JackAdams's avatar

Wildflower, does this make you wanna jump?

wildflower's avatar

Hell yeah! And so does this

Seesul's avatar

In reference to what JA mentioned, the “instigators” most likely started with the Beatles (perhaps before). I know for a fact that when the Beatles first arrived at LAX, there was an employee on hand, posing as an hysterical teenager, ready to be filmed by the awaiting news crew. It was a closed situation, at a secure end of the tarmac.

poofandmook's avatar

I always found it was almost as if… without sounding like I’m spouting a bunch of hippie crap… like the music had entered me and the only way it was going to get out again was by exploding out of me. That sounds completely like hippie crap, I know. But it was like I had to do it or I was going to blow into a million pieces all over my neighboring spectators.

Or something.

JackAdams's avatar

I forgot to mention that I was utilized as an “instigator” at a political convention, over 21 years ago.

A candidate, believe it or not, gave me $20, and said these exact words to me (and I am not kidding): “When I use my right hand to make this kind of gesture, [which he then demonstrated] interrupt me with applause.”

I found out later on, that he gave 8 others the same instructions, so there were 9 of “us” pretending to give him “spontaneous enthusiasm.”

One time, when he was interrupted by us (and the crowd of conventioneers) he said, “I appreciate your zeal, but please try and let me finish.”

Fortunately (because there really is a Gawd) he didn’t get elected.

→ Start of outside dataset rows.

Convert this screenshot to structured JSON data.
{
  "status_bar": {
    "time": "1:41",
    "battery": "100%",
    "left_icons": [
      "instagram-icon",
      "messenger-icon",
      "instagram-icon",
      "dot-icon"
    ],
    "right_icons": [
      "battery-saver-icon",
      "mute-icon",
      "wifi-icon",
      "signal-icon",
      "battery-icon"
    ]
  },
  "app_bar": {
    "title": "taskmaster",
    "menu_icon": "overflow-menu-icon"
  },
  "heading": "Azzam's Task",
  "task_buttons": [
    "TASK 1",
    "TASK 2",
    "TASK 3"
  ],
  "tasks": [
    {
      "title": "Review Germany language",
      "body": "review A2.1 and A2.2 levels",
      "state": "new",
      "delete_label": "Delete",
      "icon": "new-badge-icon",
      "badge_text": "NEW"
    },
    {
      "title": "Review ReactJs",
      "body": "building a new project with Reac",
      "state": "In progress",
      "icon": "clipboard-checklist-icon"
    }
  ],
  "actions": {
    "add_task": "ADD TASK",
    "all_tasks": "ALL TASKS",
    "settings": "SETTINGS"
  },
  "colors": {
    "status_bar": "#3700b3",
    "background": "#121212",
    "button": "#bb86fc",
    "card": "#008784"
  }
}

I didn’t vote for him, either, because my vote can’t be “bought” for $20, or for a $300 federal income tax rebate (“bribe”).

I am NOT that “easy!”

Answer this question




to answer.

This question is in the General Section. Responses must be helpful and on-topic.

Your answer will be saved while you login or join.

Have a question? Ask Fluther!

What do you know more about?
Knowledge Networking @ Fluther